IN PRAISE OF STRAIGHT TALKING

By Paul Stenhouse, MSC

YOUNG RELIGIOUS MUSLIMS from western democracies, impressed by the military hardware and the ruthless butchery and mayhem that the psychopathic, self-styled Caliph Abu Bakr al-Baghdadi, spreads in the name of Allah in Iraq and Syria, have joined his band of young, brainwashed jihadists calling themselves The Islamic State.

Ai-Baghdadi has gone through many name changes; his latest nom de guerre is the title adopted by the legitimate Caliphs or Successors of Muhammad, viz.: Amir al-Mu’minin[Commander of the Faithful]. And he now wants to be called Caliph Ibrahim.

Whatever his name and his claims, would-be followers need to be aware that in the middle of the eleventh century AD there were no fewer than four self-styledCaliphsin Spain, each claiming to be the Commander of the Faithful, each claiming to be Sovereign over all Muslims in Andalusia: Hisham II at Seville; Muhammad I al-Mahdi at Malaga; Muhammad ben al-Qasim at Algeciras; and Idris II ibn Yahya [known as al-‘Ali] the rightful Caliph of Malaga.(1)

Their internecine quarrels unleashed murderous tribal, clan and personal vendettas between Andalusians, Berbers, Arabs, Slavs and Black Muslims in Andalusia that resemble the internecine bloodbaths still engulfing Afghanistan, Iraq and Syria, and of the Arab Spring in Egypt and North Africa Continue reading

The Battle of Lepanto, October 7, 1571

Battle of LepantoThe anniversary of the naval victory of the Christian States over Mohammedan Imperialism has just passed. Few people in our (former) Christian states today are aware of the historical event of the Battle of Lepanto and how critical it was to the survival of Western Civilization. There was a time when few school children had not heard of the Battle of Lepanto.

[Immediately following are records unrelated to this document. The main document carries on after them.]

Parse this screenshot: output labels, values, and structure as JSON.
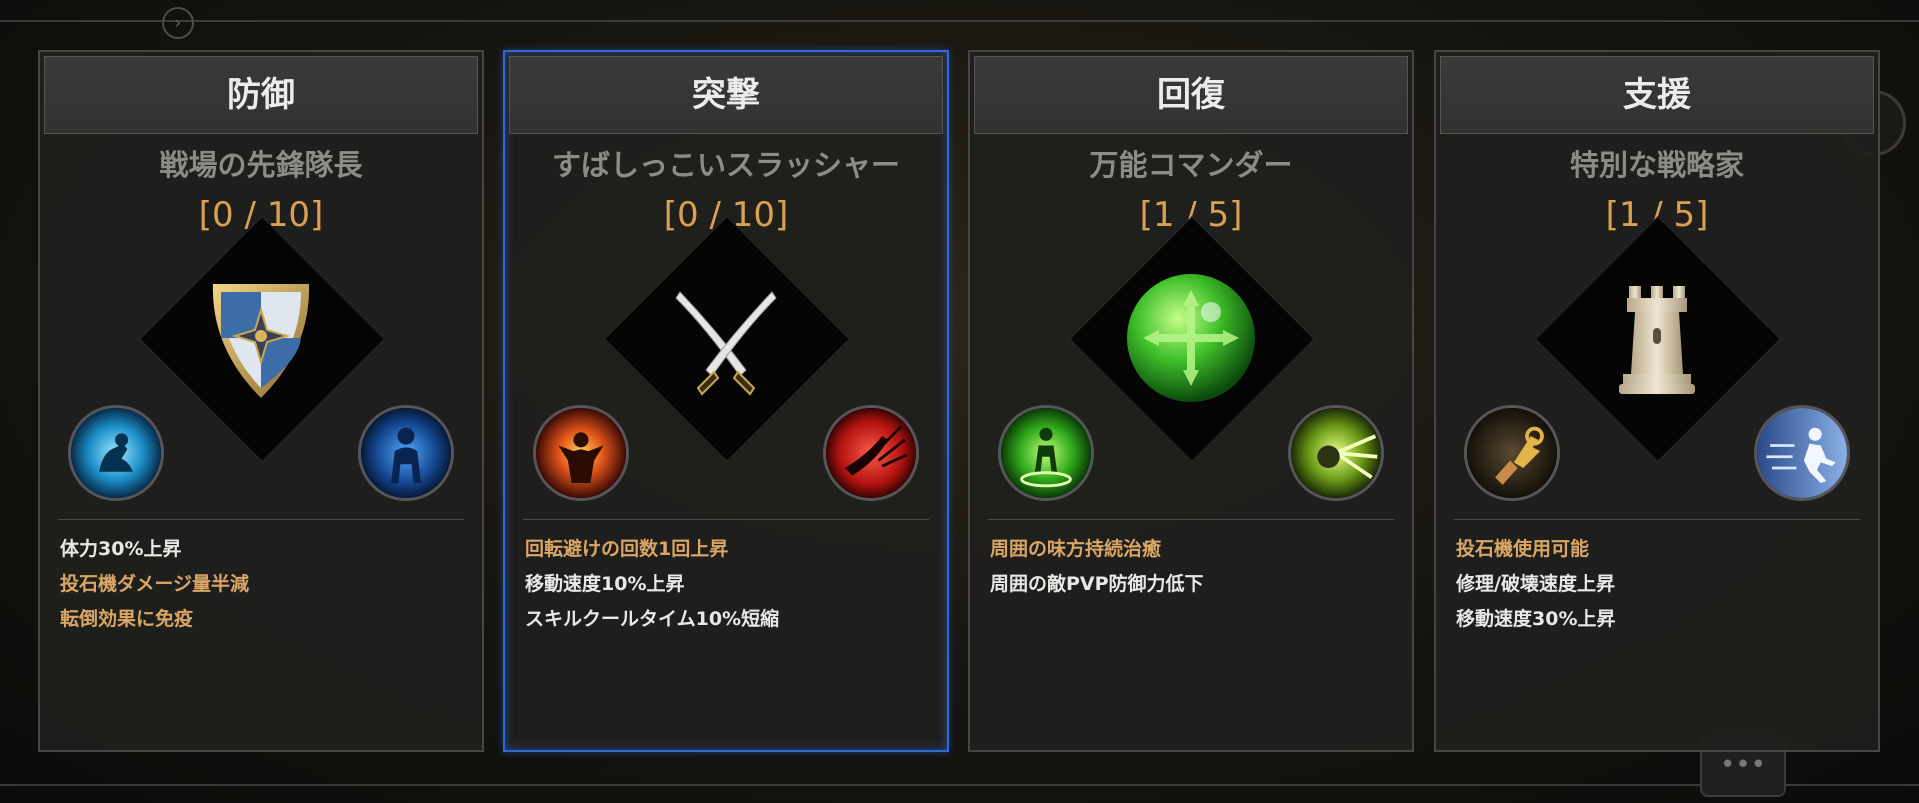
{
  "background": {
    "nav_icon": "circled-arrow-icon",
    "chat_icon": "chat-bubble-icon"
  },
  "cards": [
    {
      "id": "defense",
      "title": "防御",
      "subtitle": "戦場の先鋒隊長",
      "count": "[0 / 10]",
      "selected": false,
      "main_icon": "shield-icon",
      "skill_icons": [
        "blue-crouch-skill-icon",
        "blue-aura-figure-skill-icon"
      ],
      "effects": [
        {
          "text": "体力30%上昇",
          "highlight": false
        },
        {
          "text": "投石機ダメージ量半減",
          "highlight": true
        },
        {
          "text": "転倒効果に免疫",
          "highlight": true
        }
      ]
    },
    {
      "id": "assault",
      "title": "突撃",
      "subtitle": "すばしっこいスラッシャー",
      "count": "[0 / 10]",
      "selected": true,
      "main_icon": "crossed-blades-icon",
      "skill_icons": [
        "fire-warrior-skill-icon",
        "red-slash-skill-icon"
      ],
      "effects": [
        {
          "text": "回転避けの回数1回上昇",
          "highlight": true
        },
        {
          "text": "移動速度10%上昇",
          "highlight": false
        },
        {
          "text": "スキルクールタイム10%短縮",
          "highlight": false
        }
      ]
    },
    {
      "id": "recovery",
      "title": "回復",
      "subtitle": "万能コマンダー",
      "count": "[1 / 5]",
      "selected": false,
      "main_icon": "green-orb-cross-icon",
      "skill_icons": [
        "green-heal-figure-skill-icon",
        "green-burst-skill-icon"
      ],
      "effects": [
        {
          "text": "周囲の味方持続治癒",
          "highlight": true
        },
        {
          "text": "周囲の敵PVP防御力低下",
          "highlight": false
        }
      ]
    },
    {
      "id": "support",
      "title": "支援",
      "subtitle": "特別な戦略家",
      "count": "[1 / 5]",
      "selected": false,
      "main_icon": "rook-tower-icon",
      "skill_icons": [
        "wrench-hand-skill-icon",
        "sprint-runner-skill-icon"
      ],
      "effects": [
        {
          "text": "投石機使用可能",
          "highlight": true
        },
        {
          "text": "修理/破壊速度上昇",
          "highlight": false
        },
        {
          "text": "移動速度30%上昇",
          "highlight": false
        }
      ]
    }
  ]
}
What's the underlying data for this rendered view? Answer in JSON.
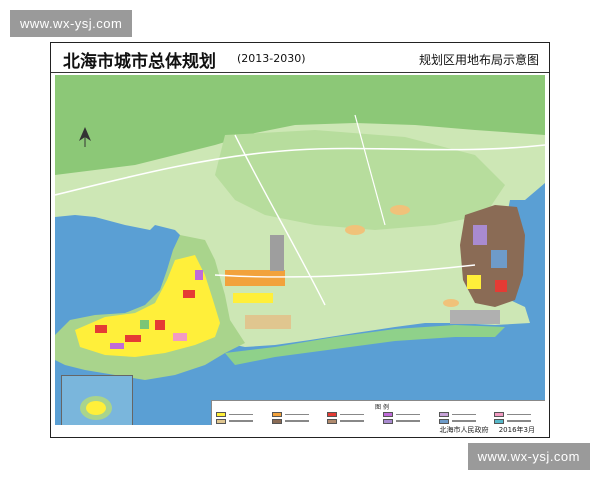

A brief military history of the battle is here.

Wikipedia account here

Battle of Lepanto 2

Battle of Lepanto 3